#### THE PROBLEM
From the listing below, copy every line with the word "this".

"""

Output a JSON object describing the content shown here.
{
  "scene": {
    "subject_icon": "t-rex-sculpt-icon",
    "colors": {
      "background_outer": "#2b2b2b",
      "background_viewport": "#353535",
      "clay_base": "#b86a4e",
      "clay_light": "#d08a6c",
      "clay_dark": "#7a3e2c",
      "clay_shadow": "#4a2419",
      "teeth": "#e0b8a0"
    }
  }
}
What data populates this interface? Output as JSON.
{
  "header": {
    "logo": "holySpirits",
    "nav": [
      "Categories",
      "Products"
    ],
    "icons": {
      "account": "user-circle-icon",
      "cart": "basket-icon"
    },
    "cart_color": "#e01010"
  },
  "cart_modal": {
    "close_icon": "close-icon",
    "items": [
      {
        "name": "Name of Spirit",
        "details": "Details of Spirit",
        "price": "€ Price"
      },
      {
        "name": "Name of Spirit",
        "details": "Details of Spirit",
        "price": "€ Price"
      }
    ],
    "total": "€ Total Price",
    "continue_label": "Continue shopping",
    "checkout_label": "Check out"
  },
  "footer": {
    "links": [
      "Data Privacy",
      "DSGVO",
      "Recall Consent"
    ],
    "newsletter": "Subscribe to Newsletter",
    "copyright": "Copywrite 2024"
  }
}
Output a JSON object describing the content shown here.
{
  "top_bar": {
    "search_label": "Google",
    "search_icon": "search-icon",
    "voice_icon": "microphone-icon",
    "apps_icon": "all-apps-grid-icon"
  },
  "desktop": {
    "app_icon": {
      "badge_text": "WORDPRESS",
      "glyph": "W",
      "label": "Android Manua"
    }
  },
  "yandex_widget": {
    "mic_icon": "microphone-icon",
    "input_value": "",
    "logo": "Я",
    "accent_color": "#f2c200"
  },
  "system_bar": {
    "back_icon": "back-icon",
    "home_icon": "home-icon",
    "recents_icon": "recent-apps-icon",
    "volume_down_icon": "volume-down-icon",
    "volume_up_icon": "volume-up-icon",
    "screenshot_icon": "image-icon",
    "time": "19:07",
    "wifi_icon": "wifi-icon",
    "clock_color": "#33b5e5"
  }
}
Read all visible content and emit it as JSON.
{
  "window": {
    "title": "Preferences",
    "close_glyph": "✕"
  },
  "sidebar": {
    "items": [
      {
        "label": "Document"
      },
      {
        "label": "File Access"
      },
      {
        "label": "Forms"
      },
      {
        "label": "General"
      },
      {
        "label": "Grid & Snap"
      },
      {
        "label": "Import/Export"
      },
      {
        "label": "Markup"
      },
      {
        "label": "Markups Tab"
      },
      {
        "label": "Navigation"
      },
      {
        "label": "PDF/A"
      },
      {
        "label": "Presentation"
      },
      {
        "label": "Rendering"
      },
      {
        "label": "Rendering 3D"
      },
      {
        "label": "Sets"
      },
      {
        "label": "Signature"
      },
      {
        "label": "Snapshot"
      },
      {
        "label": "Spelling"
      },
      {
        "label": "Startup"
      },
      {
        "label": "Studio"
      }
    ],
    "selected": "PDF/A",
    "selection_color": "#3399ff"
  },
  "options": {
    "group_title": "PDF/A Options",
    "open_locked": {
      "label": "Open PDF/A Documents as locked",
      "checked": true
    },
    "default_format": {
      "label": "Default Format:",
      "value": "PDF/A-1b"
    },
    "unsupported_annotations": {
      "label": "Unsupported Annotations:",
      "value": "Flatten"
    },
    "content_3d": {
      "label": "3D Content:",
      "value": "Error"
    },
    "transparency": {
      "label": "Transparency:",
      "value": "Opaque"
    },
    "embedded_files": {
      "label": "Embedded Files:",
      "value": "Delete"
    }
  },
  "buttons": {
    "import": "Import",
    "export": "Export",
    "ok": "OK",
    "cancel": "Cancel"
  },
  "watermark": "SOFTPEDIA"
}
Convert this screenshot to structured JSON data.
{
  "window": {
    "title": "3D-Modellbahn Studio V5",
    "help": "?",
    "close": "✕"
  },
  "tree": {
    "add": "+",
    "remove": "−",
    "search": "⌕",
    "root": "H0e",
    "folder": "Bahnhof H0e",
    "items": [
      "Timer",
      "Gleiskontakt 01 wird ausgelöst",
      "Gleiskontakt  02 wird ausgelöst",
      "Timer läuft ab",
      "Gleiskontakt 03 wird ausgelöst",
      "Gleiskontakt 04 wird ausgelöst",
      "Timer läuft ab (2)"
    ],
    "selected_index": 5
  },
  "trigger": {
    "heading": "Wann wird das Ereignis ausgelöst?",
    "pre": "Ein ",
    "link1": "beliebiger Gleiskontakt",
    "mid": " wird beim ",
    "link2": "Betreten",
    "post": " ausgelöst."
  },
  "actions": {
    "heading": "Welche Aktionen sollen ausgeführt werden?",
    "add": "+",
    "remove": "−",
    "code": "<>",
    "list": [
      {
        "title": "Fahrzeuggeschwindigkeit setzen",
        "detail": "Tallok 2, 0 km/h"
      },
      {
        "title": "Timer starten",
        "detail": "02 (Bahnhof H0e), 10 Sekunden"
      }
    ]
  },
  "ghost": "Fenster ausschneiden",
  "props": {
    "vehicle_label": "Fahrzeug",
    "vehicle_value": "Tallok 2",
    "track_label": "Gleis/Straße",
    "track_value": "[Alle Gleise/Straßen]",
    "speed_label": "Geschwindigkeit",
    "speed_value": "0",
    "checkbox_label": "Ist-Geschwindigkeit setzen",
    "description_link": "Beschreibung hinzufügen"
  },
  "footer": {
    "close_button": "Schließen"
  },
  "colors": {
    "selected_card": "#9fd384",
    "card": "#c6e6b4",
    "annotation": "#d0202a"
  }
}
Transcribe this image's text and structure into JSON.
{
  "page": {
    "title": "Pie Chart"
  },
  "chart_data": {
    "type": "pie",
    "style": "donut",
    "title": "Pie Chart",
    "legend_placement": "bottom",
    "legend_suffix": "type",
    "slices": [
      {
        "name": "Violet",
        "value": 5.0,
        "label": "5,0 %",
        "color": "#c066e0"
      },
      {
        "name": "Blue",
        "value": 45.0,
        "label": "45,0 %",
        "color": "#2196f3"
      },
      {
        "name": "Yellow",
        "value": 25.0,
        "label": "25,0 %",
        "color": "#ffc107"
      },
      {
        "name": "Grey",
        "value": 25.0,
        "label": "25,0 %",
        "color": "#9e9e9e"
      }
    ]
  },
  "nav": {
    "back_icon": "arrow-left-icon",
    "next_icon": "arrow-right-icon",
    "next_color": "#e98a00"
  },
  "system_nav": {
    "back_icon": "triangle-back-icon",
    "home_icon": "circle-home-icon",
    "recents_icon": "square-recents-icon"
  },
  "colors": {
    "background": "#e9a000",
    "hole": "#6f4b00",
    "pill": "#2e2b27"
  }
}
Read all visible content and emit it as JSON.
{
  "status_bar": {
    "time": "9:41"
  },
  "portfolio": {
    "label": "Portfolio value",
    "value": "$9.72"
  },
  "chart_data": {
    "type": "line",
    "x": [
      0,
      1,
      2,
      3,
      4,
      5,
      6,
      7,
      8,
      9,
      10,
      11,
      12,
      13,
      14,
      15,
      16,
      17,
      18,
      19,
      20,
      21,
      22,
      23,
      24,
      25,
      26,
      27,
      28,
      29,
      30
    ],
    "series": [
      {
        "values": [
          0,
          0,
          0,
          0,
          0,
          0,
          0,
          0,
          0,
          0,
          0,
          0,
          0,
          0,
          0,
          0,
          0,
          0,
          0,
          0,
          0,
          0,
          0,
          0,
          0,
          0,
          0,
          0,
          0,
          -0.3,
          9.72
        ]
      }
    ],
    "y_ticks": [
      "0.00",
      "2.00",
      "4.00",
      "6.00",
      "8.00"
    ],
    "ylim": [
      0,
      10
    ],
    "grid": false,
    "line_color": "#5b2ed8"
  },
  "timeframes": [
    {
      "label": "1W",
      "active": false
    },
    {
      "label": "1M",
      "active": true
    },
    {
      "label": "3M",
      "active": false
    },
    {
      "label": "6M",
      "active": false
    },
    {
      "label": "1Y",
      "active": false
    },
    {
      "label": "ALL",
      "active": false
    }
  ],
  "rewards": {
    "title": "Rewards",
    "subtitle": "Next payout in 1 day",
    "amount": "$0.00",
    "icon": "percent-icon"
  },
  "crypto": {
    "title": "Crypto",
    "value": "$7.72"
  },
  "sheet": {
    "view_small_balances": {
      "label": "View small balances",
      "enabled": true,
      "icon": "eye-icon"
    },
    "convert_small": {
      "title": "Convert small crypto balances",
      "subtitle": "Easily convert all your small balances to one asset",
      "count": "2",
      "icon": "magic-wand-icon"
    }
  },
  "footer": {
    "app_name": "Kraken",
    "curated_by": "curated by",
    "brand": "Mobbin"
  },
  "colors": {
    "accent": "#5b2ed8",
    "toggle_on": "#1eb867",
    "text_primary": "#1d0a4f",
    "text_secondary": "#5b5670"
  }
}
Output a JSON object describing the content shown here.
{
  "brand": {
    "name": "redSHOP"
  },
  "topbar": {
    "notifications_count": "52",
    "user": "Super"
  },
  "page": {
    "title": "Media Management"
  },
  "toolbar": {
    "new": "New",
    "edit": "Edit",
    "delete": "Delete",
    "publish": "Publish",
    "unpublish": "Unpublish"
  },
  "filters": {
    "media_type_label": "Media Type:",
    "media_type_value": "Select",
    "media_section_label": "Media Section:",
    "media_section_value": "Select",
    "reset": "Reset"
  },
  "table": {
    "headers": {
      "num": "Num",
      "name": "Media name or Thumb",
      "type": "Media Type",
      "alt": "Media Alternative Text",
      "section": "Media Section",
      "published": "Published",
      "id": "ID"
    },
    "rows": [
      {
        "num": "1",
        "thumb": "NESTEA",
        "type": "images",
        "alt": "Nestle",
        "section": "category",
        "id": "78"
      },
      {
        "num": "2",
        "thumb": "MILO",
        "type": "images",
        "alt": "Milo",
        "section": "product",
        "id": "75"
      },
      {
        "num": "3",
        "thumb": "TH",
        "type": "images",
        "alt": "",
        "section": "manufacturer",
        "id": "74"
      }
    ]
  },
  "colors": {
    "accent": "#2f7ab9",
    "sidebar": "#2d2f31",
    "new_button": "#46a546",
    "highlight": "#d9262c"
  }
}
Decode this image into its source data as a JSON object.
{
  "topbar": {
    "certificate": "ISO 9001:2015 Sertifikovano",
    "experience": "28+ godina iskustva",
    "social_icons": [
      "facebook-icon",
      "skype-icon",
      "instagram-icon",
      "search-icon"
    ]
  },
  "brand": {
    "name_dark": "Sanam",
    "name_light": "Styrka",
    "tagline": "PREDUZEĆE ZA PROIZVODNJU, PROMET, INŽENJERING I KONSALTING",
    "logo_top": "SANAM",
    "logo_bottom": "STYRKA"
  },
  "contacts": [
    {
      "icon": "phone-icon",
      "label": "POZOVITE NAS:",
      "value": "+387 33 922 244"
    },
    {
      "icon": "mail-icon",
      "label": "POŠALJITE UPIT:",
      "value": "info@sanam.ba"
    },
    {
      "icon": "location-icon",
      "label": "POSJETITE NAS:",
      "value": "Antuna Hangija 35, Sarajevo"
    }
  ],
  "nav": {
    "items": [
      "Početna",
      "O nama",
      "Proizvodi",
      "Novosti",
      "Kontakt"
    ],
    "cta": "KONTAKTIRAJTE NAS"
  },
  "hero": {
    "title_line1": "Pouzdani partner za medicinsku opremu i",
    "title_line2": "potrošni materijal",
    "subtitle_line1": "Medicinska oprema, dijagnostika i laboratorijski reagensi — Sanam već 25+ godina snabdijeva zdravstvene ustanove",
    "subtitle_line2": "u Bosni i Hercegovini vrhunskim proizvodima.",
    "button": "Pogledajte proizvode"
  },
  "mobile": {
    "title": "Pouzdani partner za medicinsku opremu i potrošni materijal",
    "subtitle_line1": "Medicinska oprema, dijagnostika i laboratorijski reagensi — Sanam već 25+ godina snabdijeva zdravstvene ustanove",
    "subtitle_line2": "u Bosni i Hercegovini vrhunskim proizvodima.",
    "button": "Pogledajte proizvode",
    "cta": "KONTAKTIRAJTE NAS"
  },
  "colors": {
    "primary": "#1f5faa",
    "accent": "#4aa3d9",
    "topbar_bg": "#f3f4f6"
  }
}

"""

#### REPLY TO THE TASK
What data populates this interface? Output as JSON.
Convert this screenshot to structured JSON data.
Transcribe this image's text and structure into JSON.
Decode this image into its source data as a JSON object.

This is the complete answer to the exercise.